Devices & Diagnostics

Invacare acquires negative-pressure wound therapy system

Home health products manufacturer Invacare (NYSE:IVC) has acquired a negative-pressure wound therapy system to be sold through its rental business for long-term care providers. But the Elyria, Ohio-based company wouldn’t reveal much more than that, such as the deal’s price or the company it acquired the technology from. Invacare revealed the acquisition in its (pdf) […]

Home health products manufacturer Invacare (NYSE:IVC) has acquired a negative-pressure wound therapy system to be sold through its rental business for long-term care providers.

But the Elyria, Ohio-based company wouldn’t reveal much more than that, such as the deal’s price or the company it acquired the technology from.

Invacare revealed the acquisition in its (pdf) third-quarter earnings announcement.

“This line of products will add to the company’s current offering of wound therapy solutions available through Invacare’s rental services to long-term care providers,” Invacare said at the time. “The company anticipates this to be a long-term growth platform.”

An Invacare spokeswoman said the product is still in development. Invacare plans to file a 510(k) application for regulatory clearance of the product and hopes to have it on the market in the second half of 2012, the spokeswoman said.

Negative-pressure wound therapy works by applying controlled subatmospheric pressure to remove fluids and infectious materials from a wound, while stimulating the formation of vessels and drawing the wound closed.

The technology can be used to treat diabetic foot ulcers, pressure ulcers, vascular ulcers, burn wounds, surgical wounds and trauma-induced wounds.

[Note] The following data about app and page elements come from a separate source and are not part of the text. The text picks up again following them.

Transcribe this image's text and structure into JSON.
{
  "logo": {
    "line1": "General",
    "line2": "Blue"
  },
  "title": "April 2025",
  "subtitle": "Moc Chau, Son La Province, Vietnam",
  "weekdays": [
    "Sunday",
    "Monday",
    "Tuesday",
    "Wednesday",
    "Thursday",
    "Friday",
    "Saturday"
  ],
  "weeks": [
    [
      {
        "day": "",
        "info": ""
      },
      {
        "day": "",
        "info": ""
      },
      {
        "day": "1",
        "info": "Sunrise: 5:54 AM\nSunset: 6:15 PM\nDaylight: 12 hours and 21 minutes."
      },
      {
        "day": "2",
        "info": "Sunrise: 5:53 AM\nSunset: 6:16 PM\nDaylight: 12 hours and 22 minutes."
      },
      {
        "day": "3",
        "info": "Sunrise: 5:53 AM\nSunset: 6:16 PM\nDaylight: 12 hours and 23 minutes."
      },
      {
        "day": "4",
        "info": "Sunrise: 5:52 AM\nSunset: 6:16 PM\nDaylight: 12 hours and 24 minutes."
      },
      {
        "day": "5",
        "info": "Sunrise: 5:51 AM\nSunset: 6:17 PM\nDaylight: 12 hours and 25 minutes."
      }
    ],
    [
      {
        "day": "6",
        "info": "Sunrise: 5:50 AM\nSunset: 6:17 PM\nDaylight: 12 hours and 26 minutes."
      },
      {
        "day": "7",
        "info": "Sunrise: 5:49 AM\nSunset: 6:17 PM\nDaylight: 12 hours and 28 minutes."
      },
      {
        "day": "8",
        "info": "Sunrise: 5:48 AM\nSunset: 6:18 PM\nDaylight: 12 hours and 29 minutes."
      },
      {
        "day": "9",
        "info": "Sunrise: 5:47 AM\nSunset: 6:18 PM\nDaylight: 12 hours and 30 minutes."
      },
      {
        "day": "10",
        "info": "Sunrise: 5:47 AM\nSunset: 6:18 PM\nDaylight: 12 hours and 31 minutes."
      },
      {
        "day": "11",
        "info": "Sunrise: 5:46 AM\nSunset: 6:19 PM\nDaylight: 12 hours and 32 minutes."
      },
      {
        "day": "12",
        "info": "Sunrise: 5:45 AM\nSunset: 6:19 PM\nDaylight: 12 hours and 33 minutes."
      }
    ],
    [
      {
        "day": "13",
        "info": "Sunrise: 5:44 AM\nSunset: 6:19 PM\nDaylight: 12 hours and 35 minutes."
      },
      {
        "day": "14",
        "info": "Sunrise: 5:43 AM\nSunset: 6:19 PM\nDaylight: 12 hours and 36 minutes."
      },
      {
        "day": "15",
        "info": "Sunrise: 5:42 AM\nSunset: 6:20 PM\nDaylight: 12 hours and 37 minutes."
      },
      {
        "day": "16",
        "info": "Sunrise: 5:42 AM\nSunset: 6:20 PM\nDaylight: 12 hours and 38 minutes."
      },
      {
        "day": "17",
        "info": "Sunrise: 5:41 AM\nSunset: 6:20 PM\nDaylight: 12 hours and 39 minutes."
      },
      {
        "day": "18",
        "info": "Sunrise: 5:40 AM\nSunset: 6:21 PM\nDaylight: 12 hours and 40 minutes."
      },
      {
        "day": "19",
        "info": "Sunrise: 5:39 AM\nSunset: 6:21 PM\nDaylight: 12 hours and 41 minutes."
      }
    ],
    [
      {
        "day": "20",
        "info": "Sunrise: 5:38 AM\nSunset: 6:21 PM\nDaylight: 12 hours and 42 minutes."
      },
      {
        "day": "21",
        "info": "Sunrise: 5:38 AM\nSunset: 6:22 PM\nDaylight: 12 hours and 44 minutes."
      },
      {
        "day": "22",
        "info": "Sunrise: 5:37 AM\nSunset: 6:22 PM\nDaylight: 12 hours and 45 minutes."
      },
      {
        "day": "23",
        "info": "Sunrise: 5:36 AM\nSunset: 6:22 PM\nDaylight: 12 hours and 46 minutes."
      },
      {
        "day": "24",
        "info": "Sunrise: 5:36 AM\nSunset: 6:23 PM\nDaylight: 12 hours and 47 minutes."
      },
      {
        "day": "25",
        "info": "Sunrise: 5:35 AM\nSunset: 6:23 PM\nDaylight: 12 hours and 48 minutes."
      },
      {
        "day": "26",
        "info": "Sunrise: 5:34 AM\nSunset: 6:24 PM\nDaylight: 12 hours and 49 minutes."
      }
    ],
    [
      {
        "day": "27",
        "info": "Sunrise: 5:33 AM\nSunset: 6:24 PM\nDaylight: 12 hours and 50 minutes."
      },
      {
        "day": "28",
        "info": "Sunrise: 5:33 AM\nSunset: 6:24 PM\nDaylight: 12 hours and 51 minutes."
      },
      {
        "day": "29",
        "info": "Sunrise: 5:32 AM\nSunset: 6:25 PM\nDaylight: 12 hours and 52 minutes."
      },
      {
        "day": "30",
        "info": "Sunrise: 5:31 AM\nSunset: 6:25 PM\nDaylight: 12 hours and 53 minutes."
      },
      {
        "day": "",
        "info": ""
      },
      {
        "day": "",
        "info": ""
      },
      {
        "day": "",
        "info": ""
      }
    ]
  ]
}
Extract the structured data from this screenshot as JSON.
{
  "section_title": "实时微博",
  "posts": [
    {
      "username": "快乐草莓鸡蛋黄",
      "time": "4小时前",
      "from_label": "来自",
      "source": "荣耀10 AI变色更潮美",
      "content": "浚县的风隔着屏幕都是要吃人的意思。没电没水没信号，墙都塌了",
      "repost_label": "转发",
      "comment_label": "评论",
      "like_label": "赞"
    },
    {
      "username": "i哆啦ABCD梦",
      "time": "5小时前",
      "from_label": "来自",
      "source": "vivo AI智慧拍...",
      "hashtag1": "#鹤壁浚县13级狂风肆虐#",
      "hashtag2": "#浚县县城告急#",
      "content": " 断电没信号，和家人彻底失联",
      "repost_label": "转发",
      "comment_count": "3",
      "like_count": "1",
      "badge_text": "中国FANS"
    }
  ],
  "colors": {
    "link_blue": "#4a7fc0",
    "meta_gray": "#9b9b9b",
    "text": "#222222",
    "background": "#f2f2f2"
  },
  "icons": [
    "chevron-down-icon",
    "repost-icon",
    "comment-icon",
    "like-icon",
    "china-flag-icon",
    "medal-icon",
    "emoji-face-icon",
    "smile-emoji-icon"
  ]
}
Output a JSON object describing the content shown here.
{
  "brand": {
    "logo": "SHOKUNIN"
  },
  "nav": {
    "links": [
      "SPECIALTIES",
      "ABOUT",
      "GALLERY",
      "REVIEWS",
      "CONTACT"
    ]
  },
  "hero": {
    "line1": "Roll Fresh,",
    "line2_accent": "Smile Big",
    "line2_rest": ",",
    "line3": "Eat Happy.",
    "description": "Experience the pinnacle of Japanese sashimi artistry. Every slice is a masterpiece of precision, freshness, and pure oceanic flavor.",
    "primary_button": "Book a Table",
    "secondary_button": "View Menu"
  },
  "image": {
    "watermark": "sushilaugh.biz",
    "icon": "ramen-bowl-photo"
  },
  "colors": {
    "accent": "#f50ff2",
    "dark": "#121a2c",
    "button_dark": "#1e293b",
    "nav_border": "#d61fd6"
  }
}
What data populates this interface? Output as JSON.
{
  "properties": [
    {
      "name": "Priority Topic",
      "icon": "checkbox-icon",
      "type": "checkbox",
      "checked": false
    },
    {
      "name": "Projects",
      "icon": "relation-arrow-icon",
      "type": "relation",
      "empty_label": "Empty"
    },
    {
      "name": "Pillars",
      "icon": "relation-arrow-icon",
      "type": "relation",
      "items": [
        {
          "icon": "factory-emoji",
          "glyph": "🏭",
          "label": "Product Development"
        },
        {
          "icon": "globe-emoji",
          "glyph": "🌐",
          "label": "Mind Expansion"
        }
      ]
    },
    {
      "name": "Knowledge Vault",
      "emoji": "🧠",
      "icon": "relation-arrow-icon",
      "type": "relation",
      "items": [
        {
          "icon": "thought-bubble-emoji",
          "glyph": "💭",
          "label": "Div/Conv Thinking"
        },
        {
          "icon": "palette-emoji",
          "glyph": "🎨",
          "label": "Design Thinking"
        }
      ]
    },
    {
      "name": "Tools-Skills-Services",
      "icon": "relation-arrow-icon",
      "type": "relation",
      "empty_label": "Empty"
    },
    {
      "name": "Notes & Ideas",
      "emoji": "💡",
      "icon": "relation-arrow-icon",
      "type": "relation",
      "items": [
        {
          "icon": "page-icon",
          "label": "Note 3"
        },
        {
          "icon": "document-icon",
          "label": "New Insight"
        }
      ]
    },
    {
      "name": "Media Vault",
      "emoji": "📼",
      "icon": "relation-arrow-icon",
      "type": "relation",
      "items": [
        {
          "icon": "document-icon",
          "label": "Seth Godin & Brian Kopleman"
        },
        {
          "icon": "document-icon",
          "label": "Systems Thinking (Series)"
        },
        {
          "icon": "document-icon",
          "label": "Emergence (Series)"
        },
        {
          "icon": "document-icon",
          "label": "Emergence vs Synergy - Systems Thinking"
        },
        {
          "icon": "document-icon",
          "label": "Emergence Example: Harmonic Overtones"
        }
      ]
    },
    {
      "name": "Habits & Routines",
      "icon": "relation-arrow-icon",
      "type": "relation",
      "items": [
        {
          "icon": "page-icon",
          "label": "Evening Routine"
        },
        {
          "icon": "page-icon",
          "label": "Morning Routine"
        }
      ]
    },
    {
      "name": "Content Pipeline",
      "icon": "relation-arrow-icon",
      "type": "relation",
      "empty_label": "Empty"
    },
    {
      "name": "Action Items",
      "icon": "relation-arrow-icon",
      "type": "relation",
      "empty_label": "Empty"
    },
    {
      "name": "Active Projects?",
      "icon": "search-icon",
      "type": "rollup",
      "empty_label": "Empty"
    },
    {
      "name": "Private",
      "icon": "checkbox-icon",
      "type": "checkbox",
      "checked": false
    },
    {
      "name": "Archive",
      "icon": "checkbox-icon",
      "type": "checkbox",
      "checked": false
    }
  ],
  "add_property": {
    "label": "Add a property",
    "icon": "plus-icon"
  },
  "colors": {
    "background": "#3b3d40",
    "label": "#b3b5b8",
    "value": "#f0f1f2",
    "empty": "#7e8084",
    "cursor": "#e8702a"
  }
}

In 2009, the U.S. Food and Drug Administration issued a public health notification to healthcare providers about negative-pressure wound therapy, describing “deaths and serious complications” associated with the technology. The FDA said it had received reports of six deaths and 77 injuries associated with negative-pressure wound therapy systems over the two years prior to the notification.

Photo from flickr user jennecy